getmorefigures.php?uid=PMC5121310&req=5

f0010: AMPD activity in skeletal muscles. A: AMPD activity in gastrocnemius (Gastro), EDL, and soleus muscle tissues. Values are shown as the mean ± SE (n = 3 for wild type, n = 5 for AMPD1 heterozygote, n = 5 for AMPD1 ). *P < 0.05. (Wt: wild type, A1(+/−): AMPD1 heterozygote, A1(−/−): AMPD1 ), B: AMPD histoenzymatic stain in gastrocnemius (Gastro), EDL, and soleus muscle tissues. (Wt: wild type, A1(+/−): AMPD1 heterozygote, A1(−/−): AMPD1 ).
Mentions: AMPD1 knockout mice were generated using a standard gene targeting method (Supplemental Fig. S1A). Disruption of the AMPD1 gene was confirmed by PCR and Southern blotting (Supplemental Fig. S1B). Northern and western blots confirmed that the AMPD1 knockout homozygote [A1(−/−)] mice did not show any expression of AMPD1 RNA or protein (Figs. 1A and B). Furthermore, AMPD activity was decreased in all muscle types of AMPD1 knockout heterozygote [A1(+/−)] mice (Fig. 2A), and almost undetectable in the gastrocnemius and extensor digitorum longus (EDL) of A1(−/−) mice. In the soleus muscle of A1(−/−) mice, approximately 10% of AMPD activity remained when compared to the wild type, due to the expression of the AMPD3 gene in this muscle type [7]. AMPD1 activity as assessed by histochemical staining (Fig. 2C), a common test used in analysis of human muscle biopsies, also showed reduction or loss of AMPD enzyme activity in muscle samples from the A1(+/−) and A1(−/−) animals, respectively.

View Article: PubMed Central - PubMed

ABSTRACT

Mutation of the AMP deaminase 1 (AMPD1) gene, the predominate AMPD gene expressed in skeletal muscle, is one of the most common inherited defects in the Caucasian population; 2&ndash;3% of individuals in this ethnic group are homozygous for defects in the AMPD1 gene. Several studies of human subjects have reported variable results with some studies suggesting this gene defect may cause symptoms of a metabolic myopathy and/or easy fatigability while others indicate individuals with this inherited defect are completely asymptomatic.

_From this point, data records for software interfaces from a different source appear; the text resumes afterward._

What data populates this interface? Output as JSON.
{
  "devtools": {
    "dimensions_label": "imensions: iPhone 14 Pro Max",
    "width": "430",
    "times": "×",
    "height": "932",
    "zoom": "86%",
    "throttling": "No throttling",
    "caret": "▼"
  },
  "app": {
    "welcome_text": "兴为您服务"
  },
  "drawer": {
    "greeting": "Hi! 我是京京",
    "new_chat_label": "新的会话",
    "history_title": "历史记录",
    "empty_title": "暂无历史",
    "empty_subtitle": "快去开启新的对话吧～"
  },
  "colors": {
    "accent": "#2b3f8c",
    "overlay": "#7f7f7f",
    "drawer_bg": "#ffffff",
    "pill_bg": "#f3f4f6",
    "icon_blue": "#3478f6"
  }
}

Because of confounding problems in assessing muscle symptoms and performance in human subjects with different genetic backgrounds and different environmental experiences such as prior exercise conditioning and diet, a strain of inbred mice with selective disruption of the AMPD1 was developed to study the consequences of muscle AMPD deficiency in isolation. Studies reported here demonstrate that these animals are a good metabolic phenocopy of human AMPD1 deficiency but they exhibit no abnormalities in muscle performance in three different exercise protocols.

No MeSH data available.